 POINT(-71.0965 42.3489)
(1 row)

Spatial Joins

One of the most powerful features of PostGIS is the possibility to spatially joins one or more layers.
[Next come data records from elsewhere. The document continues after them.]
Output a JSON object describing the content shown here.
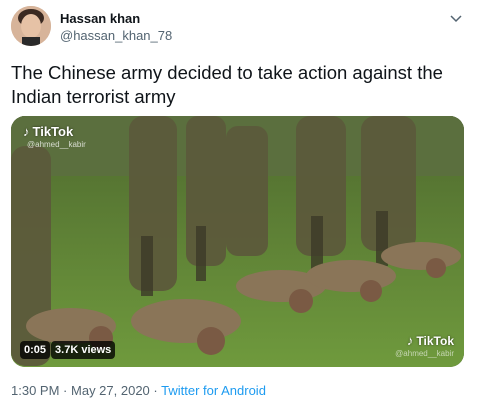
{
  "author": {
    "display_name": "Hassan khan",
    "handle": "@hassan_khan_78"
  },
  "tweet": {
    "text": "The Chinese army decided to take action against the Indian terrorist army"
  },
  "media": {
    "watermark_top": {
      "brand": "TikTok",
      "user": "@ahmed__kabir"
    },
    "watermark_bottom": {
      "brand": "TikTok",
      "user": "@ahmed__kabir"
    },
    "duration": "0:05",
    "views": "3.7K views"
  },
  "meta": {
    "time": "1:30 PM",
    "separator": "·",
    "date": "May 27, 2020",
    "source": "Twitter for Android"
  },
  "icons": {
    "menu": "chevron-down-icon",
    "tiktok": "tiktok-logo-icon"
  },
  "colors": {
    "text_primary": "#0f1419",
    "text_secondary": "#536471",
    "link": "#1d9bf0"
  }
}
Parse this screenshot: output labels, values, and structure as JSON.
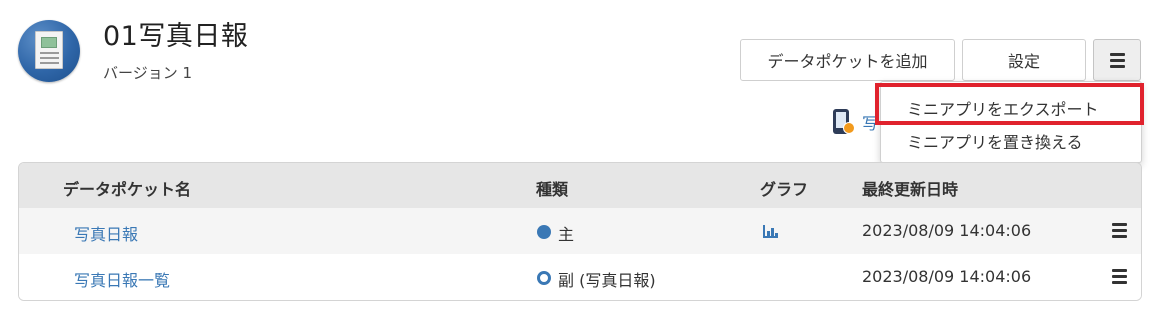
{
  "header": {
    "title": "01写真日報",
    "version": "バージョン 1",
    "icon": "photo-document-icon"
  },
  "toolbar": {
    "add_label": "データポケットを追加",
    "settings_label": "設定",
    "menu_icon": "hamburger-menu-icon"
  },
  "peek": {
    "text": "写",
    "icon": "mobile-app-icon"
  },
  "dropdown": {
    "items": [
      {
        "label": "ミニアプリをエクスポート",
        "highlighted": true
      },
      {
        "label": "ミニアプリを置き換える",
        "highlighted": false
      }
    ],
    "highlight_color": "#e0222d"
  },
  "table": {
    "headers": [
      "データポケット名",
      "種類",
      "グラフ",
      "最終更新日時"
    ],
    "rows": [
      {
        "name": "写真日報",
        "type": "主",
        "type_marker": "filled-circle",
        "graph": "bar-chart-icon",
        "updated": "2023/08/09 14:04:06"
      },
      {
        "name": "写真日報一覧",
        "type": "副 (写真日報)",
        "type_marker": "ring-circle",
        "graph": "",
        "updated": "2023/08/09 14:04:06"
      }
    ]
  },
  "colors": {
    "accent": "#3a78b5",
    "header_bg": "#e6e6e6",
    "row_alt_bg": "#f5f5f5"
  }
}
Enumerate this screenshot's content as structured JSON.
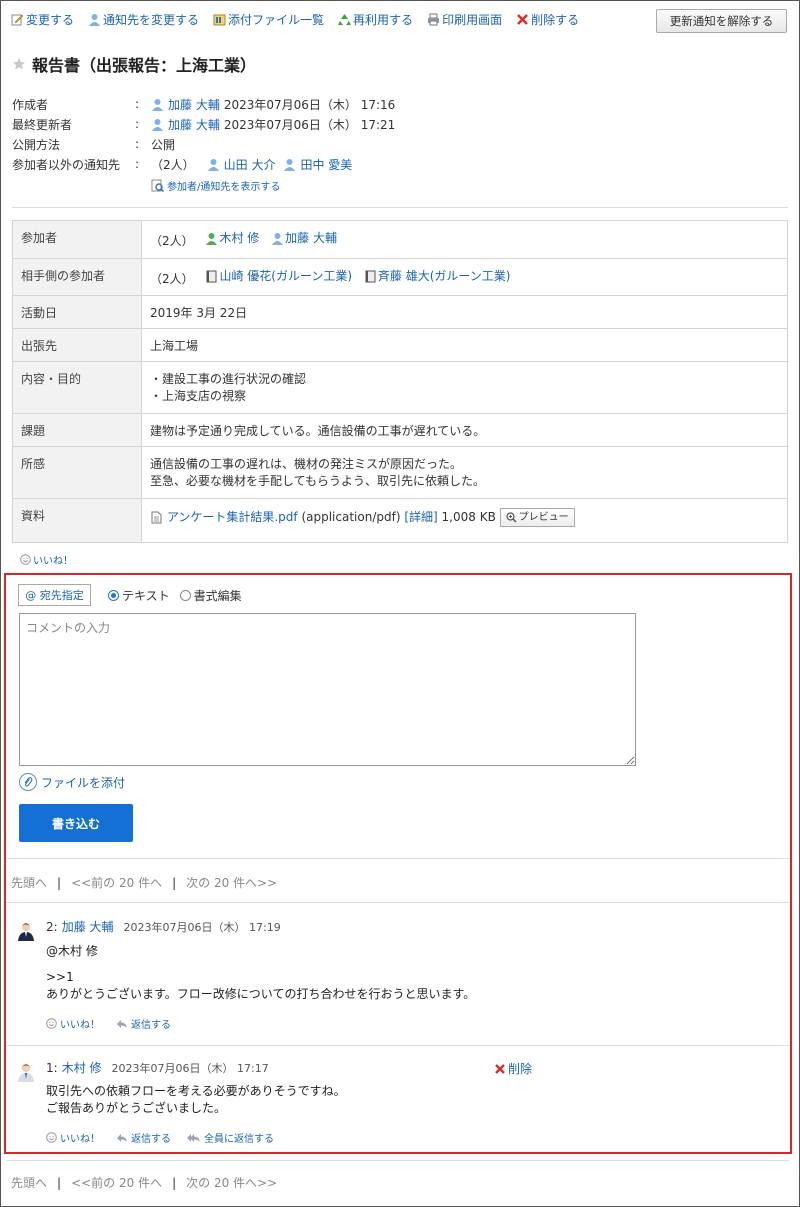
{
  "toolbar": {
    "edit": "変更する",
    "change_notify": "通知先を変更する",
    "attachments": "添付ファイル一覧",
    "reuse": "再利用する",
    "print": "印刷用画面",
    "delete": "削除する",
    "unsubscribe": "更新通知を解除する"
  },
  "report": {
    "title": "報告書（出張報告：上海工業）"
  },
  "meta": {
    "creator_label": "作成者",
    "creator_name": "加藤 大輔",
    "creator_time": "2023年07月06日（木） 17:16",
    "updater_label": "最終更新者",
    "updater_name": "加藤 大輔",
    "updater_time": "2023年07月06日（木） 17:21",
    "visibility_label": "公開方法",
    "visibility_value": "公開",
    "notify_label": "参加者以外の通知先",
    "notify_count": "（2人）",
    "notify_user1": "山田 大介",
    "notify_user2": "田中 愛美",
    "show_link": "参加者/通知先を表示する",
    "colon": ":"
  },
  "details": {
    "participants_label": "参加者",
    "participants_count": "（2人）",
    "participant1": "木村 修",
    "participant2": "加藤 大輔",
    "partner_label": "相手側の参加者",
    "partner_count": "（2人）",
    "partner1": "山崎 優花(ガルーン工業)",
    "partner2": "斉藤 雄大(ガルーン工業)",
    "date_label": "活動日",
    "date_value": "2019年 3月 22日",
    "place_label": "出張先",
    "place_value": "上海工場",
    "purpose_label": "内容・目的",
    "purpose_line1": "・建設工事の進行状況の確認",
    "purpose_line2": "・上海支店の視察",
    "issue_label": "課題",
    "issue_value": "建物は予定通り完成している。通信設備の工事が遅れている。",
    "impression_label": "所感",
    "impression_line1": "通信設備の工事の遅れは、機材の発注ミスが原因だった。",
    "impression_line2": "至急、必要な機材を手配してもらうよう、取引先に依頼した。",
    "material_label": "資料",
    "file_name": "アンケート集計結果.pdf",
    "file_type": "(application/pdf)",
    "file_detail": "[詳細]",
    "file_size": "1,008 KB",
    "preview": "プレビュー"
  },
  "like": "いいね！",
  "comment_form": {
    "mention": "@ 宛先指定",
    "text_mode": "テキスト",
    "rich_mode": "書式編集",
    "placeholder": "コメントの入力",
    "attach": "ファイルを添付",
    "submit": "書き込む"
  },
  "pager": {
    "first": "先頭へ",
    "prev": "<<前の 20 件へ",
    "next": "次の 20 件へ>>",
    "sep": "|"
  },
  "comments": [
    {
      "num": "2:",
      "author": "加藤 大輔",
      "time": "2023年07月06日（木） 17:19",
      "mention": "@木村 修",
      "reply_ref": ">>1",
      "text": "ありがとうございます。フロー改修についての打ち合わせを行おうと思います。",
      "like": "いいね！",
      "reply": "返信する"
    },
    {
      "num": "1:",
      "author": "木村 修",
      "time": "2023年07月06日（木） 17:17",
      "delete": "削除",
      "line1": "取引先への依頼フローを考える必要がありそうですね。",
      "line2": "ご報告ありがとうございました。",
      "like": "いいね！",
      "reply": "返信する",
      "reply_all": "全員に返信する"
    }
  ],
  "colors": {
    "link": "#1a63b3",
    "highlight_border": "#d9262a",
    "primary_button": "#1570d6"
  }
}
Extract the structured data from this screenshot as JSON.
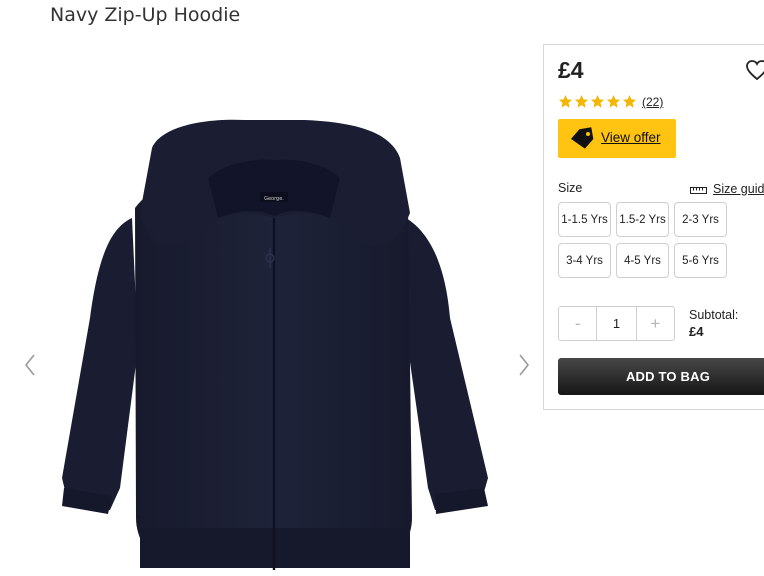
{
  "product": {
    "title": "Navy Zip-Up Hoodie",
    "brand_label": "George."
  },
  "gallery": {
    "prev_icon": "chevron-left-icon",
    "next_icon": "chevron-right-icon"
  },
  "purchase": {
    "price": "£4",
    "rating_stars": 5,
    "review_count": "(22)",
    "offer_label": "View offer",
    "size_label": "Size",
    "size_guide_label": "Size guid",
    "sizes": [
      "1-1.5 Yrs",
      "1.5-2 Yrs",
      "2-3 Yrs",
      "3-4 Yrs",
      "4-5 Yrs",
      "5-6 Yrs"
    ],
    "quantity": "1",
    "minus": "-",
    "plus": "+",
    "subtotal_label": "Subtotal:",
    "subtotal_value": "£4",
    "add_to_bag_label": "ADD TO BAG"
  },
  "colors": {
    "offer_yellow": "#ffc312",
    "star_gold": "#f2b600",
    "hoodie_navy": "#1c2036",
    "button_dark": "#222222"
  }
}
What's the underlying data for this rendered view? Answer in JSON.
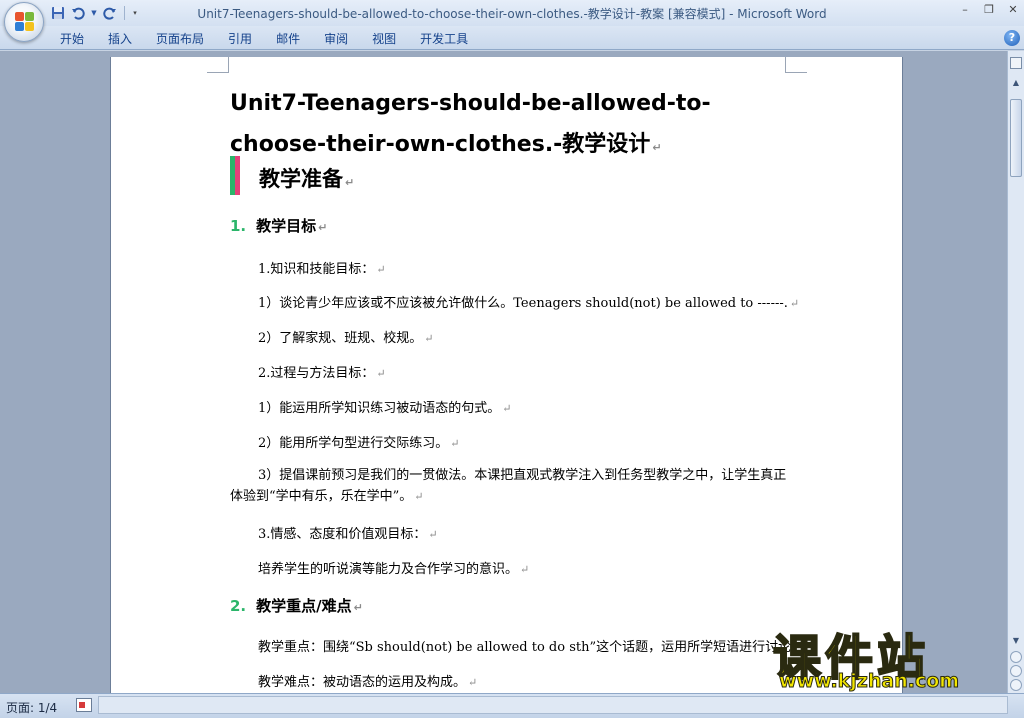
{
  "window": {
    "title": "Unit7-Teenagers-should-be-allowed-to-choose-their-own-clothes.-教学设计-教案 [兼容模式]",
    "separator": " - ",
    "app_name": "Microsoft Word",
    "controls": [
      "–",
      "❐",
      "✕"
    ]
  },
  "ribbon": {
    "tabs": [
      "开始",
      "插入",
      "页面布局",
      "引用",
      "邮件",
      "审阅",
      "视图",
      "开发工具"
    ],
    "help": "?"
  },
  "document": {
    "title": "Unit7-Teenagers-should-be-allowed-to-choose-their-own-clothes.-教学设计",
    "section": "教学准备",
    "para_mark": "↵",
    "h1": {
      "num": "1.",
      "text": "教学目标"
    },
    "p1": "1.知识和技能目标：",
    "p2": "1）谈论青少年应该或不应该被允许做什么。Teenagers should(not) be allowed to ------.",
    "p3": "2）了解家规、班规、校规。",
    "p4": "2.过程与方法目标：",
    "p5": "1）能运用所学知识练习被动语态的句式。",
    "p6": "2）能用所学句型进行交际练习。",
    "p7": "3）提倡课前预习是我们的一贯做法。本课把直观式教学注入到任务型教学之中，让学生真正体验到“学中有乐，乐在学中”。",
    "p8": "3.情感、态度和价值观目标：",
    "p9": "培养学生的听说演等能力及合作学习的意识。",
    "h2": {
      "num": "2.",
      "text": "教学重点/难点"
    },
    "p10": "教学重点：围绕“Sb should(not) be allowed to do sth”这个话题，运用所学短语进行讨论",
    "p11": "教学难点：被动语态的运用及构成。"
  },
  "watermark": {
    "main": "课件站",
    "url": "www.kjzhan.com"
  },
  "status": {
    "page": "页面: 1/4"
  },
  "colors": {
    "accent_green": "#2bb56a",
    "accent_pink": "#e5407a",
    "ribbon_text": "#15428b"
  }
}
For example you could get a list with colleges and universities for each planning district using the ST_Contains function.

As the two layers are using different spatial reference system, you need to transform one of the layer’s geometry to the other spatial reference system

geonode=# SELECT d."PD" as district, c."COLLEGE" as college
geonode-# FROM bra_planning_districts_2015_zip_pnq as d, collegesuniversities_gap as c
geonode-# WHERE ST_Contains(ST_Transform(d.the_geom, 4326), c.the_geom);
       district       |                      college                       
 Charlestown          | Bunker Hill Community College
 Charlestown          | MGH Institute Of Health Professions
 Back Bay/Beacon Hill | Bay State College
 Back Bay/Beacon Hill | Boston Architectural Center
 Back Bay/Beacon Hill | Butera School Of Art
 Back Bay/Beacon Hill | Fisher College
 Back Bay/Beacon Hill | Gibbs College
 Back Bay/Beacon Hill | Learning Institute For Beauty Sciences
 Back Bay/Beacon Hill | New England College of Optometry
 Back Bay/Beacon Hill | Simmons College
 South End            | Benjamin Franklin Institute of Technology
 Central              | Emerson College
 Central              | Massachusetts General Hospital Dietetic Internship
 Central              | New England College of Finance
 Central              | New England School Of Law
 Central              | North Bennet Street School
 Central              | Northeastern University
 Central              | Suffolk University
 Central              | Tufts University
 Central              | Urban College of Boston
 Fenway/Kenmore       | Art Institute of Boston at Lesley University
 Fenway/Kenmore       | Berklee College of Music
 Fenway/Kenmore       | Blaine The Beauty Career School-Boston
 Fenway/Kenmore       | Boston Conservatory
 Fenway/Kenmore       | Boston University
 Fenway/Kenmore       | Emmanuel College
 Fenway/Kenmore       | Harvard University
 Fenway/Kenmore       | Harvard University
 Fenway/Kenmore       | Massachusetts College of Art
 Fenway/Kenmore       | Massachusetts College of Pharmacy & Health Science
 Fenway/Kenmore       | New England Conservatory of Music
 Fenway/Kenmore       | Northeastern University
 Fenway/Kenmore       | School of the Museum of Fine Arts
 Fenway/Kenmore       | Simmons College
 Fenway/Kenmore       | Simmons College
 Fenway/Kenmore       | Wentworth Institute of Technology
 Fenway/Kenmore       | New England School Of Photography
 Allston/Brighton     | Harvard University
 Allston/Brighton     | Rets Technical Center
 North Dorchester     | University of Massachusetts Boston
 South Dorchester     | Laboure College
 West Roxbury         | Massachusetts School Of Professional Psychology
 Hyde Park            | Boston Baptist College
(43 rows)

Additional resources